November 18, 2015 1:56 pm

If I were to take a wild guess, you, the reader, having ventured into our wondrous world of ATYPICALSOUNDS, might be into ‘indie’ music, which by that extension means, you might recognize this tune.

Washed Out Band Photo. Ernest Greene pictured.

The creative forces behind Portlandia didn’t randomly select that snippet as the backdrop for their sketch comedy roughly based around the ill-defined ‘hipster’ niche. Washed Out’s “Feel It All Around” was the anthem to a short-lived–yet indispensable–piece of nostalgia-injected ambient-electro dance pop that emerged circa 2009 that is referred to as “Chillwave”, often characterized by heavily distorted lyrics, synthesizers, and sampling.  Think Toro Y Moi Causers of This Neon Indian’s Psychic Chasms or Aerial Pink’s Before Today.

Washed Out is Athens, Georgia native Ernest Greene. He was discovered on, of all places, his MySpace account—which was still the social media mode of choice for most aspiring bedroom musicians at the time. Greene released his first two EPs High Times and Life of Leisure both within a short span in September 2009.  The former of the two was released via exclusively on cassette tape.  The latter saw a much wider release on Mexican Summer, a Brooklyn-based record company that specializes in elaborate vinyl packaging. Life of Leisure served as a major catalyst for Mexican Summer, which, along with Best Coast’s 2010 debut Crazy For You, was a hot commodity indie label at the time–and was certainly a major player in the vinyl craze that started around that time.  Greene next moved to Sub Pop where he released his debut full-length Within and Without in 2011 and followed up with Paracosms in 2013.

Thematically, Washed Out’s music tends to revolve around one central theme.  Look no further than his debut record cover.  That’s right: Love. Washed Out is a desperate romantic chasing after his muse. The titles of Greene’s tunes don’t really beat around the bush either; for example, “The Sound of Creation,” or “It All Feels Right.” His music is sensuous, immersive, and evocative, and at the same time, quite beautiful and dense.  Make-out music on a mild dose of psychedelia.

Reptar @ Rough Trade; A Music Overload
July 21, 2015 12:22 pm

I was thoroughly blown away by the overload of back-to-back talent at Friday night’s show at Rough Trade.

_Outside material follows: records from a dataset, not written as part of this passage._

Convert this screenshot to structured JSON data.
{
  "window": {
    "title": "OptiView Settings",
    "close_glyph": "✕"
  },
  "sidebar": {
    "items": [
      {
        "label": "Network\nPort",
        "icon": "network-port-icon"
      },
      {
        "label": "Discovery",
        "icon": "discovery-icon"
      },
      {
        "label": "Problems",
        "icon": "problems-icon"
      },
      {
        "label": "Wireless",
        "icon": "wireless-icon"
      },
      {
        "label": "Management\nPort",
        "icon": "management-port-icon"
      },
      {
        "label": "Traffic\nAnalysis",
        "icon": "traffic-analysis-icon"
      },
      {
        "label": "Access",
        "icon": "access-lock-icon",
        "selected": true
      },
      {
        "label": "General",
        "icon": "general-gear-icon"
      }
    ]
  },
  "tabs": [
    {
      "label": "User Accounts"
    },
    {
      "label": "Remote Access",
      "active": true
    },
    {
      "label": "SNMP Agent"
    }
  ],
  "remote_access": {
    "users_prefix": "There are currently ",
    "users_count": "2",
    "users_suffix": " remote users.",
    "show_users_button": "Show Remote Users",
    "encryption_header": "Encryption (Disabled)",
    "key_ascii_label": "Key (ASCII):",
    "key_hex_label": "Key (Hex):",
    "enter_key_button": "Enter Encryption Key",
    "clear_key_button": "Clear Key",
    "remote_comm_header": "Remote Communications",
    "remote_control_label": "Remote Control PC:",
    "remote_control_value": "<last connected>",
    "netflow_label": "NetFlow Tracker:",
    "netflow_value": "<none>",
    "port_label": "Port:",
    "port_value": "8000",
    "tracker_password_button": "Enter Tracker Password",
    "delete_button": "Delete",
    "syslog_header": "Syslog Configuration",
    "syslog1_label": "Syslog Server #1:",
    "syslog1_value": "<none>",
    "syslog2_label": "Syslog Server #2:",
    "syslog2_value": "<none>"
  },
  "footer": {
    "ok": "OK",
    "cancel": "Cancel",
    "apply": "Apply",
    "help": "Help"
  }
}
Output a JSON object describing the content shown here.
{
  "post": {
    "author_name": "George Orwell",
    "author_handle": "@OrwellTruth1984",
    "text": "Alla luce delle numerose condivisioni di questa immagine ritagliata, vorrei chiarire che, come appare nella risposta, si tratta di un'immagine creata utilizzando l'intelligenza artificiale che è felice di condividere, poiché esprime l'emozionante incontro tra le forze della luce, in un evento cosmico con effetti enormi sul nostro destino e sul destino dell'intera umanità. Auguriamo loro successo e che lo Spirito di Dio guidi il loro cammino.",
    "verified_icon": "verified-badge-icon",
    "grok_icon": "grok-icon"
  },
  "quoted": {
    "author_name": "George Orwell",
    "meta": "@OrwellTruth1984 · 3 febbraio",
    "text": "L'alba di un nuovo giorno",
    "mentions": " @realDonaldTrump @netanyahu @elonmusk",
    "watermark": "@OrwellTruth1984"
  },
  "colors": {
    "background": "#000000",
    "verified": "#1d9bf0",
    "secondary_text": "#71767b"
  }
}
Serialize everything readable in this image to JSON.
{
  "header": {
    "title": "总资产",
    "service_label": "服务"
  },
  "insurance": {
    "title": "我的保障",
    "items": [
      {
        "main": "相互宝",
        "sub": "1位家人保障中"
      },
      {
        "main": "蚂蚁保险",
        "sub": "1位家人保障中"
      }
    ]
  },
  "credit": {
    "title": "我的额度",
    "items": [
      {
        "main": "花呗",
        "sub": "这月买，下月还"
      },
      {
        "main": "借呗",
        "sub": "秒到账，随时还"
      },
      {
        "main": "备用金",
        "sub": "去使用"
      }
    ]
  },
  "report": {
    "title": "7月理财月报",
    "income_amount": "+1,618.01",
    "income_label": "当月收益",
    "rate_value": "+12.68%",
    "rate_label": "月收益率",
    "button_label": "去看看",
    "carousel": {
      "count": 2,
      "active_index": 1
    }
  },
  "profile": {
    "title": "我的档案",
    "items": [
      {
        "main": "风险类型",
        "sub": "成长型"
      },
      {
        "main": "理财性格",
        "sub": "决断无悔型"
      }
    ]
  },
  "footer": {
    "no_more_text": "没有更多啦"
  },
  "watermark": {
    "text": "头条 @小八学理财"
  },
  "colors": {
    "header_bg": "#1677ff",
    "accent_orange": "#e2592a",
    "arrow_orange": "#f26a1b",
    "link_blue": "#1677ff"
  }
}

The first opener, Meth Dad, performed a high energy set in the middle of the audience, eliciting a call-and-response interaction with the crowd. Surrounded by large, inflatable Christmas decorations, he finished his set by collapsing into a pile on the floor. Then came Brothertiger, another solo performer who projected his own unique energy into the crowd, this time from the confines of the stage. The highlight of his set was his excellent rendition of Talking Heads’ “This Must Be The Place.” The penultimate act, Stranger Cat, somehow managed to surpass the high bar set by her predecessors. The brainchild of Brooklyn’s own Cat Martino, Stranger Cat filled the hall at Rough Trade with her soulful vocals and powerful supporting band. I was overwhelmed to day the least, but nothing fell short of straight up awesome.

Finally, however, it was Reptars turn to take the stage. The Athens, GA group produced bouncy synth-pop highlighted by singer/guitarist Graham Ulicny’s very unique vocal performance. Bassist Ryan Engelberger, keyboardist William Kennedy, drummer Andrew McFarland, and guitarist Jace Bartlet round out the five-some and provided more than enough energy to completely saturate the packed house at Rough Trade. They released their new album, Lurid Glow this past spring, and in performance they managed to strike a pleasant balance between their old and new material. I managed to catch a short video of my favorite song, Rainbounce, from their debut album, Body Faucet:

Reptar will continue their summer tour into the Midwest this week, culminating in a show in Chicago on Sunday night.